▶ [ACTION ITEM] All that is wanted is how many lines in the records below include the string "true".

▶ [EXCERPTED RECORDS]

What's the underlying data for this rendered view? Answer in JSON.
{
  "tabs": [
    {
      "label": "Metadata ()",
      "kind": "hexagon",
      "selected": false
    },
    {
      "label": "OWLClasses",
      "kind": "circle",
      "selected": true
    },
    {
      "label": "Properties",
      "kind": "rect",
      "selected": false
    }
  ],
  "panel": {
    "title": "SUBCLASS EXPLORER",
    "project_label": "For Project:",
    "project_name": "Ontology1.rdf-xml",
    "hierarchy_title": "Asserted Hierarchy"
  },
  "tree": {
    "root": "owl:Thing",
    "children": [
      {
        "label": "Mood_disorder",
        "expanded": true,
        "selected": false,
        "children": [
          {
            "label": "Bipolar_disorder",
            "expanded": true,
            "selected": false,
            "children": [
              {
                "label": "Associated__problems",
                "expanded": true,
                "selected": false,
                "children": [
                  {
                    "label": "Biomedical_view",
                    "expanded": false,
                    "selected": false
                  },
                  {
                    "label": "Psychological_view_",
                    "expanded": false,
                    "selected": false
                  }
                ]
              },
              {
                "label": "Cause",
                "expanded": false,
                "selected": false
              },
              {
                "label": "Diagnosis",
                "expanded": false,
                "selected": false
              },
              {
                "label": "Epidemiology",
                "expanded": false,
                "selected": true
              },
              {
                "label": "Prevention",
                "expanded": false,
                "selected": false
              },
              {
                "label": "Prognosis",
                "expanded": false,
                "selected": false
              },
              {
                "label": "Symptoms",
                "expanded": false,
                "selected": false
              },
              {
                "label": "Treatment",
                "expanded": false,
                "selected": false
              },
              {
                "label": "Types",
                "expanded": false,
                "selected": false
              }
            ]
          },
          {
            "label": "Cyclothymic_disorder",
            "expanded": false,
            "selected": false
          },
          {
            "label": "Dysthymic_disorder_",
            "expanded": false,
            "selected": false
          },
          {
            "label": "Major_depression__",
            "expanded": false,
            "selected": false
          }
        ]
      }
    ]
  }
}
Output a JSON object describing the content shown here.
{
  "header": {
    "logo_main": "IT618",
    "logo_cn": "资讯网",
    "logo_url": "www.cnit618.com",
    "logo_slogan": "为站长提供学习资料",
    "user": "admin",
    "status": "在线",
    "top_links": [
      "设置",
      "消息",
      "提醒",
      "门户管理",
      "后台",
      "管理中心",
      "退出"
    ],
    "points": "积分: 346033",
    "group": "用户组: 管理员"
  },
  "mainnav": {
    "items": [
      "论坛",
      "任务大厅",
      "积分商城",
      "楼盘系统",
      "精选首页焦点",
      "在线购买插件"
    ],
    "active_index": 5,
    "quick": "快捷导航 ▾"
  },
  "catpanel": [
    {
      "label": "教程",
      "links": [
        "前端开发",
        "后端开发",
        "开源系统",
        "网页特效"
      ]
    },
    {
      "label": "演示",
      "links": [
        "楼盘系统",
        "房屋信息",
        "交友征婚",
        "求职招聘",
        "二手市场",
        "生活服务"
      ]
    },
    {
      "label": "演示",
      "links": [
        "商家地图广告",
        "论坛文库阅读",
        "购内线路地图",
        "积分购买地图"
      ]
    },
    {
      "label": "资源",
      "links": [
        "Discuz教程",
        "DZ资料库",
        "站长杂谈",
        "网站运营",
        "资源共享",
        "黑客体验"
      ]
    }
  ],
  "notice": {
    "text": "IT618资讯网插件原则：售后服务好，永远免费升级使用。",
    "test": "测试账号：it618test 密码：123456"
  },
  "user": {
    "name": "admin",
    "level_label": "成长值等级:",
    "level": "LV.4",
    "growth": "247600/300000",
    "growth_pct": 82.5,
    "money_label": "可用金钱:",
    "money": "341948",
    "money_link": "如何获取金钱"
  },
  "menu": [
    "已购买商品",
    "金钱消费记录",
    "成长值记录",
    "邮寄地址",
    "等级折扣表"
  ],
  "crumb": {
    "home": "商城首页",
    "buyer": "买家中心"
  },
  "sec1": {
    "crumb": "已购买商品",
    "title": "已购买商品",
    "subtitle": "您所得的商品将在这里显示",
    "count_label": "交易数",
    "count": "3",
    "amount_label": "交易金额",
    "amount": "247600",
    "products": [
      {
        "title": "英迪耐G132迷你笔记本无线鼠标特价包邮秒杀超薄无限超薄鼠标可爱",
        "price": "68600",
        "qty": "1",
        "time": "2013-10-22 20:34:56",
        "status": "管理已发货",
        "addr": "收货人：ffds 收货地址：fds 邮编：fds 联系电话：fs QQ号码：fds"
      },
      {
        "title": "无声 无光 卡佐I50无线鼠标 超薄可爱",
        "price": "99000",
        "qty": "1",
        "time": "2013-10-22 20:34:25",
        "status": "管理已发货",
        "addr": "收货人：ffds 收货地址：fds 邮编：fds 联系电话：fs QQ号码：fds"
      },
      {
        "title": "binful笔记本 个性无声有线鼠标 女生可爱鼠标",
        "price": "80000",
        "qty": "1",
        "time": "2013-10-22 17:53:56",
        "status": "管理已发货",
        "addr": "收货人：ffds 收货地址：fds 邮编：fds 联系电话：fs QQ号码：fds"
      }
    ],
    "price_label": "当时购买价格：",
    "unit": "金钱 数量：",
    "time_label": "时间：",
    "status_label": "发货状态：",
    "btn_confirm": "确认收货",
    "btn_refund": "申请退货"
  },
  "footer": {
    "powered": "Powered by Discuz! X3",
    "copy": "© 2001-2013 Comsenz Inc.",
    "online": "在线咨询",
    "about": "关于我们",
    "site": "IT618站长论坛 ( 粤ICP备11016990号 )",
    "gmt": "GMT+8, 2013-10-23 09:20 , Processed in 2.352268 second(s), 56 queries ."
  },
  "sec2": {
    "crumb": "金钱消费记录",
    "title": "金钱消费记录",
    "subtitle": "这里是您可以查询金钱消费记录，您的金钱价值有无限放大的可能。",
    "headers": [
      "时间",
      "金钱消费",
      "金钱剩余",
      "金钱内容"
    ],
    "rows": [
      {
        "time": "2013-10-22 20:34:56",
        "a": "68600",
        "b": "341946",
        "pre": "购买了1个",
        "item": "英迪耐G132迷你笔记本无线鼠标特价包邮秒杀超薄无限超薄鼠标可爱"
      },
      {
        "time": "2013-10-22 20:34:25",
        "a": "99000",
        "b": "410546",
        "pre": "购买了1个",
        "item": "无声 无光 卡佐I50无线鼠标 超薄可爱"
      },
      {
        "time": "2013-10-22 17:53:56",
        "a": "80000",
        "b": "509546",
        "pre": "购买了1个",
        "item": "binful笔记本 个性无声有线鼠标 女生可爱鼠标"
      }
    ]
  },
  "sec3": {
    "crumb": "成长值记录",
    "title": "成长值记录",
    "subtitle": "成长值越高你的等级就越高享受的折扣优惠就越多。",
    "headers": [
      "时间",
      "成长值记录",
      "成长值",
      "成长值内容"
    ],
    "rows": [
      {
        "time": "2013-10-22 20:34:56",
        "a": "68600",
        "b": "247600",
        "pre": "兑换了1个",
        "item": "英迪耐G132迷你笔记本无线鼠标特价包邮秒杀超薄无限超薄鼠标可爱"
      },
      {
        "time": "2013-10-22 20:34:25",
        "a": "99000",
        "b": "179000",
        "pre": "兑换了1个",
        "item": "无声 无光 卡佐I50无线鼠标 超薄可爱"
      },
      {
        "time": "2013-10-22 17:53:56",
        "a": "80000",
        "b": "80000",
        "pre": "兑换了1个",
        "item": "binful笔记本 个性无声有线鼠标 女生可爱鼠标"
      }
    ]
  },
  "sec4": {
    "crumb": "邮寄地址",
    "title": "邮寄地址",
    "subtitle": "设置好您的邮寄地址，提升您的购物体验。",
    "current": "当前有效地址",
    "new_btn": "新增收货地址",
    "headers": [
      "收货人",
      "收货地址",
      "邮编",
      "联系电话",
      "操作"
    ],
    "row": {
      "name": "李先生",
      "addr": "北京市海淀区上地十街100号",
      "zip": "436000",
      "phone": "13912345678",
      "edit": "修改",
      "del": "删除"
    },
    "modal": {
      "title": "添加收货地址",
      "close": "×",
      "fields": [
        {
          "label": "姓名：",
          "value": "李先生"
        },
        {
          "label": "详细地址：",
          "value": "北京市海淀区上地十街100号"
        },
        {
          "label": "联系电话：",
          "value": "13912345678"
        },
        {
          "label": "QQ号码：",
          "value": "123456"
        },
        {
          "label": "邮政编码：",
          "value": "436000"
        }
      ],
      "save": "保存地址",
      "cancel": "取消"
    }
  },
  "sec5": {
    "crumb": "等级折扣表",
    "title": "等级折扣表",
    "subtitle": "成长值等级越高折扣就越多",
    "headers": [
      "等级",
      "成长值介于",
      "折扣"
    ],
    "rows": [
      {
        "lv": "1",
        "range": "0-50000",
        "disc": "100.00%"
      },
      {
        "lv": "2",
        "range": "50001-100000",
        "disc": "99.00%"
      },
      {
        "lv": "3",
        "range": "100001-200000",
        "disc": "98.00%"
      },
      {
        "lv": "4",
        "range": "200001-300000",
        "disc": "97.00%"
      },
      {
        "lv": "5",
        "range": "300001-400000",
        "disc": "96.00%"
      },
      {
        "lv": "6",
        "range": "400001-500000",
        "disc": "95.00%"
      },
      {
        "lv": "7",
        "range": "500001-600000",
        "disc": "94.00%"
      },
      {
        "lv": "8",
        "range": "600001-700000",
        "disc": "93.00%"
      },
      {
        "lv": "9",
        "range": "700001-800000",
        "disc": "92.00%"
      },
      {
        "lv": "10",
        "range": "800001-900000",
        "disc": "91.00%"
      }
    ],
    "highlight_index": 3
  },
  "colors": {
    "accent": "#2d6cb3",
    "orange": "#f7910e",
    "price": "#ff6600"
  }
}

▶ [RESPONSE TO THIS TASK] 5